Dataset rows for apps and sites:
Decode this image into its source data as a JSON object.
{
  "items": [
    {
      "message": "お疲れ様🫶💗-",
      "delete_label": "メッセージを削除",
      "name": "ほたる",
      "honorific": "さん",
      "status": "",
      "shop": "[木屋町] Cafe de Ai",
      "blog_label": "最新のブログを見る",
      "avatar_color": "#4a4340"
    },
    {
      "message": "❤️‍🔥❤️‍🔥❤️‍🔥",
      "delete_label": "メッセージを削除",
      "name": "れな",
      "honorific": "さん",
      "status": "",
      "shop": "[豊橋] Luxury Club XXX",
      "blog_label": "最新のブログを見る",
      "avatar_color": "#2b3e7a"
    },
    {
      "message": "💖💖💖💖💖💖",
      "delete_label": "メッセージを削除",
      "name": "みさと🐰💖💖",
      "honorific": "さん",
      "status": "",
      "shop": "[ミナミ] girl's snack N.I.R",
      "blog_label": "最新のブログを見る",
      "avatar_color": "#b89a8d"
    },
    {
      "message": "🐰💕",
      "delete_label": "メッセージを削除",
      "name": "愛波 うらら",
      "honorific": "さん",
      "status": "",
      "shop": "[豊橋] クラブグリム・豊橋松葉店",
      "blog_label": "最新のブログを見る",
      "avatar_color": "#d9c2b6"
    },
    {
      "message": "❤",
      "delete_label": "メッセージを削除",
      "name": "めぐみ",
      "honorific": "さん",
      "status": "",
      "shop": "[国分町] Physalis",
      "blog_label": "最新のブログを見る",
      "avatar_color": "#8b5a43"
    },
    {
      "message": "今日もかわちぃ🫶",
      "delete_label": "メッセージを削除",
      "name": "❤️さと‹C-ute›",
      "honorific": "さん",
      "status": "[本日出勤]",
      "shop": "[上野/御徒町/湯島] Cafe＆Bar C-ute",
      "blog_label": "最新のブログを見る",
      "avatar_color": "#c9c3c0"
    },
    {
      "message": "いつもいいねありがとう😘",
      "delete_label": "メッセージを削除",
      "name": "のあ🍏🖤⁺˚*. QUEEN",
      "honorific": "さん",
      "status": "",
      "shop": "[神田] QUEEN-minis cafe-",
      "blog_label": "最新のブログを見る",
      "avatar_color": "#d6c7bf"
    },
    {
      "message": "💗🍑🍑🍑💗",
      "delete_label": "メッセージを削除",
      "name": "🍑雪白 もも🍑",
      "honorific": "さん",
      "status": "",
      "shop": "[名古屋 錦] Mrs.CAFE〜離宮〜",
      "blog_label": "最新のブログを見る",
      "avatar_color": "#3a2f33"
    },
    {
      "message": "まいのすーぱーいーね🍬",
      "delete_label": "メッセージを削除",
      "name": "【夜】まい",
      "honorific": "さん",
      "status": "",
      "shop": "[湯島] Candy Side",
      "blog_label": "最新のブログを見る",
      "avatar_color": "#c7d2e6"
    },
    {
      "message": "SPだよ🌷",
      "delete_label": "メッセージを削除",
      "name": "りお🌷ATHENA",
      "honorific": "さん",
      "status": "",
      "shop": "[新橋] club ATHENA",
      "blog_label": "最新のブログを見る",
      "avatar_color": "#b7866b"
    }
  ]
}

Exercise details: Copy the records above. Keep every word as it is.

Your response:
Decode this image into its source data as a JSON object.
{
  "items": [
    {
      "message": "お疲れ様🫶💗-",
      "delete_label": "メッセージを削除",
      "name": "ほたる",
      "honorific": "さん",
      "status": "",
      "shop": "[木屋町] Cafe de Ai",
      "blog_label": "最新のブログを見る",
      "avatar_color": "#4a4340"
    },
    {
      "message": "❤️‍🔥❤️‍🔥❤️‍🔥",
      "delete_label": "メッセージを削除",
      "name": "れな",
      "honorific": "さん",
      "status": "",
      "shop": "[豊橋] Luxury Club XXX",
      "blog_label": "最新のブログを見る",
      "avatar_color": "#2b3e7a"
    },
    {
      "message": "💖💖💖💖💖💖",
      "delete_label": "メッセージを削除",
      "name": "みさと🐰💖💖",
      "honorific": "さん",
      "status": "",
      "shop": "[ミナミ] girl's snack N.I.R",
      "blog_label": "最新のブログを見る",
      "avatar_color": "#b89a8d"
    },
    {
      "message": "🐰💕",
      "delete_label": "メッセージを削除",
      "name": "愛波 うらら",
      "honorific": "さん",
      "status": "",
      "shop": "[豊橋] クラブグリム・豊橋松葉店",
      "blog_label": "最新のブログを見る",
      "avatar_color": "#d9c2b6"
    },
    {
      "message": "❤",
      "delete_label": "メッセージを削除",
      "name": "めぐみ",
      "honorific": "さん",
      "status": "",
      "shop": "[国分町] Physalis",
      "blog_label": "最新のブログを見る",
      "avatar_color": "#8b5a43"
    },
    {
      "message": "今日もかわちぃ🫶",
      "delete_label": "メッセージを削除",
      "name": "❤️さと‹C-ute›",
      "honorific": "さん",
      "status": "[本日出勤]",
      "shop": "[上野/御徒町/湯島] Cafe＆Bar C-ute",
      "blog_label": "最新のブログを見る",
      "avatar_color": "#c9c3c0"
    },
    {
      "message": "いつもいいねありがとう😘",
      "delete_label": "メッセージを削除",
      "name": "のあ🍏🖤⁺˚*. QUEEN",
      "honorific": "さん",
      "status": "",
      "shop": "[神田] QUEEN-minis cafe-",
      "blog_label": "最新のブログを見る",
      "avatar_color": "#d6c7bf"
    },
    {
      "message": "💗🍑🍑🍑💗",
      "delete_label": "メッセージを削除",
      "name": "🍑雪白 もも🍑",
      "honorific": "さん",
      "status": "",
      "shop": "[名古屋 錦] Mrs.CAFE〜離宮〜",
      "blog_label": "最新のブログを見る",
      "avatar_color": "#3a2f33"
    },
    {
      "message": "まいのすーぱーいーね🍬",
      "delete_label": "メッセージを削除",
      "name": "【夜】まい",
      "honorific": "さん",
      "status": "",
      "shop": "[湯島] Candy Side",
      "blog_label": "最新のブログを見る",
      "avatar_color": "#c7d2e6"
    },
    {
      "message": "SPだよ🌷",
      "delete_label": "メッセージを削除",
      "name": "りお🌷ATHENA",
      "honorific": "さん",
      "status": "",
      "shop": "[新橋] club ATHENA",
      "blog_label": "最新のブログを見る",
      "avatar_color": "#b7866b"
    }
  ]
}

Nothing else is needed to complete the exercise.